Page and application data records
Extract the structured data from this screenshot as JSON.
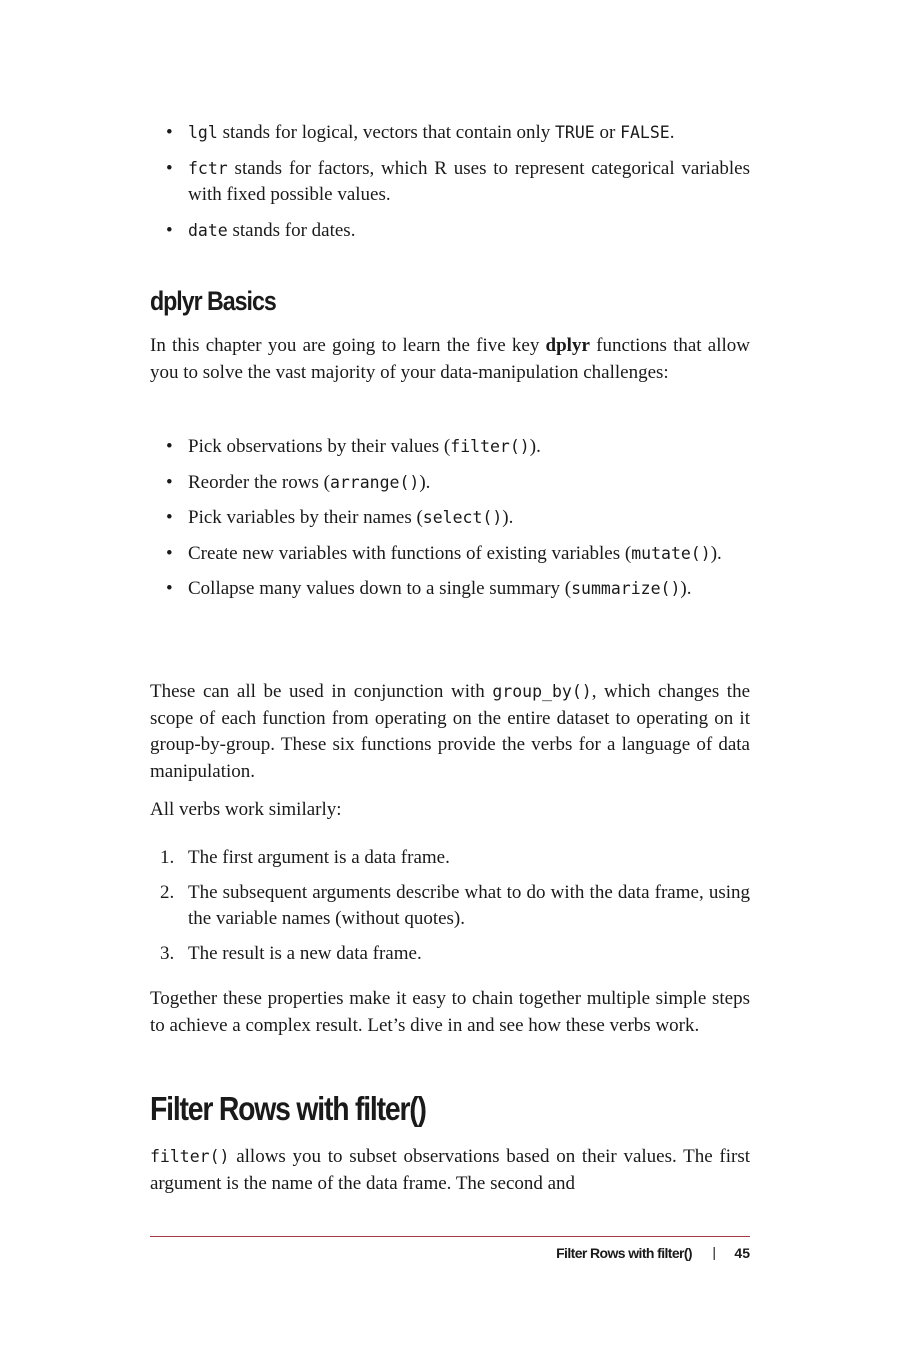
{
  "types_list": [
    {
      "code": "lgl",
      "text": " stands for logical, vectors that contain only ",
      "code2": "TRUE",
      "text2": " or ",
      "code3": "FALSE",
      "text3": "."
    },
    {
      "code": "fctr",
      "text": " stands for factors, which R uses to represent categorical variables with fixed possible values."
    },
    {
      "code": "date",
      "text": " stands for dates."
    }
  ],
  "section": {
    "heading": "dplyr Basics",
    "intro_before": "In this chapter you are going to learn the five key ",
    "intro_bold": "dplyr",
    "intro_after": " functions that allow you to solve the vast majority of your data-manipulation challenges:",
    "functions_list": [
      {
        "text": "Pick observations by their values (",
        "code": "filter()",
        "end": ")."
      },
      {
        "text": "Reorder the rows (",
        "code": "arrange()",
        "end": ")."
      },
      {
        "text": "Pick variables by their names (",
        "code": "select()",
        "end": ")."
      },
      {
        "text": "Create new variables with functions of existing variables (",
        "code": "mutate()",
        "end": ")."
      },
      {
        "text": "Collapse many values down to a single summary (",
        "code": "summarize()",
        "end": ")."
      }
    ],
    "group_by_before": "These can all be used in conjunction with ",
    "group_by_code": "group_by()",
    "group_by_after": ", which changes the scope of each function from operating on the entire dataset to operating on it group-by-group. These six functions provide the verbs for a language of data manipulation.",
    "verbs_intro": "All verbs work similarly:",
    "steps": [
      {
        "num": "1.",
        "text": "The first argument is a data frame."
      },
      {
        "num": "2.",
        "text": "The subsequent arguments describe what to do with the data frame, using the variable names (without quotes)."
      },
      {
        "num": "3.",
        "text": "The result is a new data frame."
      }
    ],
    "together": "Together these properties make it easy to chain together multiple simple steps to achieve a complex result. Let’s dive in and see how these verbs work."
  },
  "filter_section": {
    "heading": "Filter Rows with filter()",
    "code": "filter()",
    "text": " allows you to subset observations based on their values. The first argument is the name of the data frame. The second and"
  },
  "footer": {
    "title": "Filter Rows with filter()",
    "separator": "|",
    "page": "45"
  }
}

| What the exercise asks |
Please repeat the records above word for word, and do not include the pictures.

| Task output |
Extract the structured data from this screenshot as JSON.
{
  "types_list": [
    {
      "code": "lgl",
      "text": " stands for logical, vectors that contain only ",
      "code2": "TRUE",
      "text2": " or ",
      "code3": "FALSE",
      "text3": "."
    },
    {
      "code": "fctr",
      "text": " stands for factors, which R uses to represent categorical variables with fixed possible values."
    },
    {
      "code": "date",
      "text": " stands for dates."
    }
  ],
  "section": {
    "heading": "dplyr Basics",
    "intro_before": "In this chapter you are going to learn the five key ",
    "intro_bold": "dplyr",
    "intro_after": " functions that allow you to solve the vast majority of your data-manipulation challenges:",
    "functions_list": [
      {
        "text": "Pick observations by their values (",
        "code": "filter()",
        "end": ")."
      },
      {
        "text": "Reorder the rows (",
        "code": "arrange()",
        "end": ")."
      },
      {
        "text": "Pick variables by their names (",
        "code": "select()",
        "end": ")."
      },
      {
        "text": "Create new variables with functions of existing variables (",
        "code": "mutate()",
        "end": ")."
      },
      {
        "text": "Collapse many values down to a single summary (",
        "code": "summarize()",
        "end": ")."
      }
    ],
    "group_by_before": "These can all be used in conjunction with ",
    "group_by_code": "group_by()",
    "group_by_after": ", which changes the scope of each function from operating on the entire dataset to operating on it group-by-group. These six functions provide the verbs for a language of data manipulation.",
    "verbs_intro": "All verbs work similarly:",
    "steps": [
      {
        "num": "1.",
        "text": "The first argument is a data frame."
      },
      {
        "num": "2.",
        "text": "The subsequent arguments describe what to do with the data frame, using the variable names (without quotes)."
      },
      {
        "num": "3.",
        "text": "The result is a new data frame."
      }
    ],
    "together": "Together these properties make it easy to chain together multiple simple steps to achieve a complex result. Let’s dive in and see how these verbs work."
  },
  "filter_section": {
    "heading": "Filter Rows with filter()",
    "code": "filter()",
    "text": " allows you to subset observations based on their values. The first argument is the name of the data frame. The second and"
  },
  "footer": {
    "title": "Filter Rows with filter()",
    "separator": "|",
    "page": "45"
  }
}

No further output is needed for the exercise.